AWPR cuts journey times by half
Economic benefits of £745m Aberdeen by-pass highlighted
Road cuts journey times by half.
Around 50% of traffic has shifted from Aberdeen city onto the new Aberdeen Western Peripheral Route since it fully opened in February – easing congestion and improving air quality in the north east.
Initial monitoring by Transport Scotland also found key journey times have been reduced by half, even during rush hour, through the 36-mile AWPR route between Stonehaven and south of Ellon.
In a speech to north-east business leaders First Minister Nicola Sturgeon highlighted the economic benefits of the £745 million project. She said:
“The AWPR has brought huge benefits to the north-east with these initial findings showing both journey times and congestion have improved over the last few months. Its success is a clear sign that the north-east is an attractive place to work and do business. It is expected to generate an extra £6 billion in economic benefits and create around 14,000 jobs over the next 30 years.
“As a result of the AWPR, vehicles that were previously sitting in nose-to-tail traffic and causing pollution have now shifted, leading to lower emissions in the city. This has the potential to improve air quality for around 75,000 homes and will improve the environment for pedestrians and cyclists in Aberdeen city.
“The AWPR is also enhancing public transport connections by providing better local access and more reliable services, showing the immense transformation that infrastructure can bring to people’s daily lives, the quality of their environment and the economy as a whole.”
Jennifer Craw, chief executive of private sector economic leadership body Opportunity North East (ONE), said:
“The AWPR Aberdeen bypass has transformed the movement of goods and people in the region – and we have waited over 40 years for the investment. Journey times from the north to the south of the city have reduced by the predicted 20 minutes resulting in reduced fuel consumption, congestion and emissions.
“North-east Scotland businesses contribute more than 20% of Scotland’s total export value and it is important that we maintain the momentum in infrastructure investment to support international growth in our key sectors with enhanced harbour and port facilities, air connections, and road and rail links.”

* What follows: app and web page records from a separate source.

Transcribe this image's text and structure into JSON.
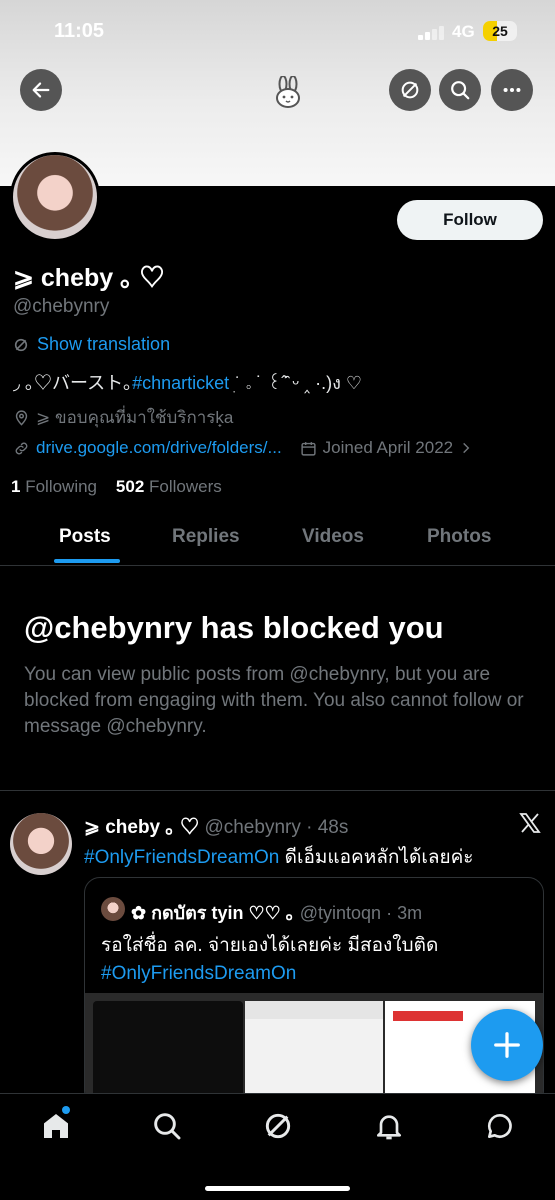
{
  "status_bar": {
    "time": "11:05",
    "network": "4G",
    "battery": "25"
  },
  "header": {
    "back_icon": "arrow-left-icon",
    "logo_icon": "bunny-icon",
    "grok_icon": "grok-icon",
    "search_icon": "search-icon",
    "more_icon": "more-icon"
  },
  "profile": {
    "follow_label": "Follow",
    "display_name": "⩾ cheby ｡ ♡",
    "handle": "@chebynry",
    "show_translation": "Show translation",
    "bio_prefix": "  ◞  ｡♡バースト｡",
    "bio_tag": "#chnarticket",
    "bio_suffix": " ׅ ͘ ｡  ˙ ꒰ˆ̑ ᵕ ‸ ·.)ง ♡",
    "location": "⩾ ขอบคุณที่มาใช้บริการk̟a",
    "link": "drive.google.com/drive/folders/...",
    "joined": "Joined April 2022",
    "following_count": "1",
    "following_label": "Following",
    "followers_count": "502",
    "followers_label": "Followers"
  },
  "tabs": [
    {
      "label": "Posts",
      "active": true
    },
    {
      "label": "Replies",
      "active": false
    },
    {
      "label": "Videos",
      "active": false
    },
    {
      "label": "Photos",
      "active": false
    }
  ],
  "blocked": {
    "title": "@chebynry has blocked you",
    "text": "You can view public posts from @chebynry, but you are blocked from engaging with them. You also cannot follow or message @chebynry."
  },
  "tweet": {
    "name": "⩾ cheby ｡ ♡",
    "handle_time": "@chebynry · 48s",
    "tag": "#OnlyFriendsDreamOn",
    "text": " ดีเอ็มแอคหลักได้เลยค่ะ",
    "quote": {
      "name": "✿ กดบัตร tyin ♡♡ ｡",
      "handle_time": "@tyintoqn · 3m",
      "text": "รอใส่ชื่อ ลค. จ่ายเองได้เลยค่ะ มีสองใบติด",
      "tag": "#OnlyFriendsDreamOn"
    }
  },
  "colors": {
    "accent": "#1d9bf0",
    "background": "#000000",
    "muted": "#71767b"
  }
}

Russell Borthwick, chief executive of Aberdeen & Grampian Chamber of Commerce, said:
“We now have our Aberdeen Western Peripheral Route and it is already enhancing connectivity across the entire region, transforming journey times, reducing business costs and improving productivity and quality of life. In turn, this will provide opportunities for business as well as opening up new markets and audiences for our transformed international airport and The Event Complex Aberdeen (TECA).
“As well as this, it will make the region more accessible to visitors as we build towards the vision of being a £1 billion tourism economy by 2023. And, of course, it helps bring closer the Masterplan ambition of creating a more pedestrian-friendly city centre.
“This investment has delivered a significant competitive advantage for our region. It’s now up to us to make the most of it, as well as looking ahead to ensure our physical and digital infrastructure is fit for purpose now and in the future, enabling us to deliver our economic strategies and the renaissance region ambition.”
The ‘New Perspectives’ exhibition of specially-commissioned AWPR-themed landscape shots by Scottish photographer Colin Prior was launched at the event before embarking on a nine-week tour of local libraries.
The First Minister’s business event concludes the year-long ‘GoNorthEast’ campaign to promote the benefits of the new road and included a community festival which was attended by 14,000 people.
The main AWPR road was opened in phases between June 2018 and February 2019. Information on the air quality and public transport benefits for the route.
Transport Scotland analysis shows Stonehaven to Dyce took an average of 47 minutes and 42 minutes during the morning and evening peaks respectively on the old A90 Anderson Drive. Both journeys now take 18 minutes via the AWPR. Similarly Charleston to Dyce was an average journey of 33 minutes during the morning peak and 32 minutes during the evening peak. Now both journeys take 16 minutes via the AWPR.
The Transport Scotland figures were taken from early snapshot data which should only be viewed as indicative at this stage as a formal monitoring regime requires more time to report.